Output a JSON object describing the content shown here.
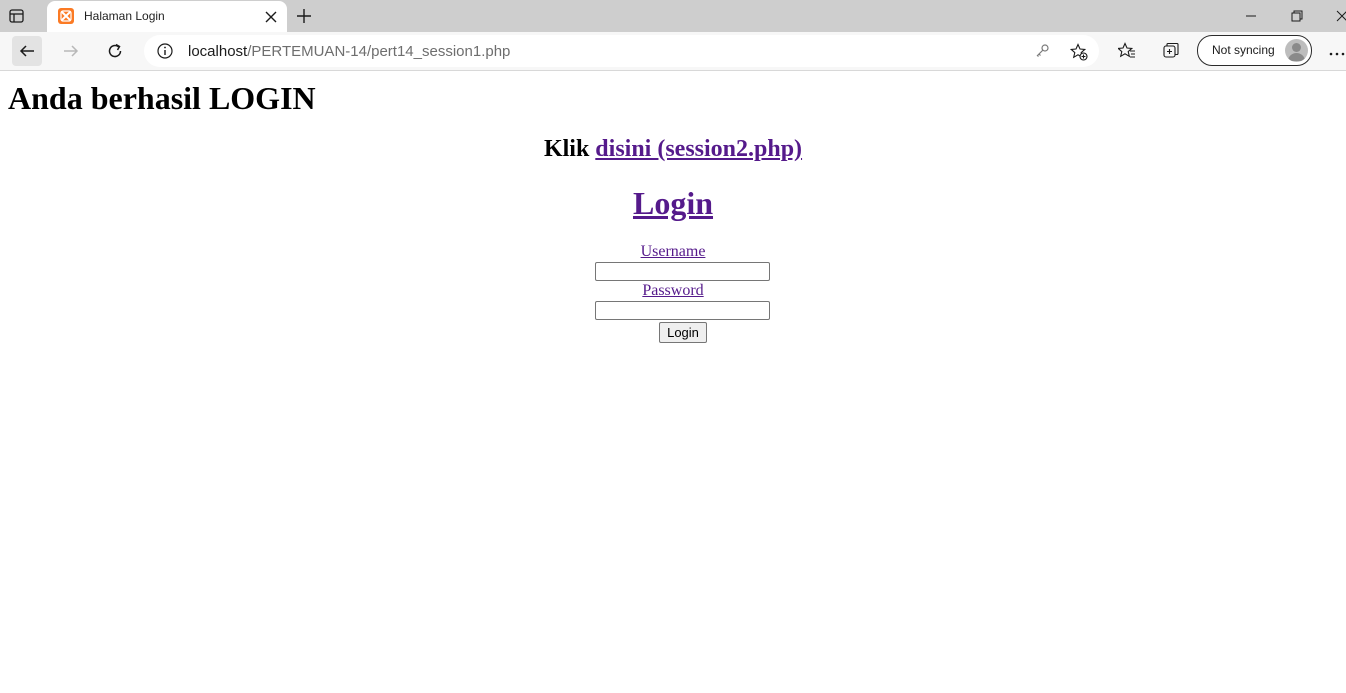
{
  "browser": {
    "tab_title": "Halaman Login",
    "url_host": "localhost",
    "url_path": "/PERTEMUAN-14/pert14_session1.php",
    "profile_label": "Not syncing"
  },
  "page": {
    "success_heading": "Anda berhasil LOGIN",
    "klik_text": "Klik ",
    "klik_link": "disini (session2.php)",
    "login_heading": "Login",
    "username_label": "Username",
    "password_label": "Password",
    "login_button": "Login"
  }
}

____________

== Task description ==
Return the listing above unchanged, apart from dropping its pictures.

== Expected answer ==
Output a JSON object describing the content shown here.
{
  "browser": {
    "tab_title": "Halaman Login",
    "url_host": "localhost",
    "url_path": "/PERTEMUAN-14/pert14_session1.php",
    "profile_label": "Not syncing"
  },
  "page": {
    "success_heading": "Anda berhasil LOGIN",
    "klik_text": "Klik ",
    "klik_link": "disini (session2.php)",
    "login_heading": "Login",
    "username_label": "Username",
    "password_label": "Password",
    "login_button": "Login"
  }
}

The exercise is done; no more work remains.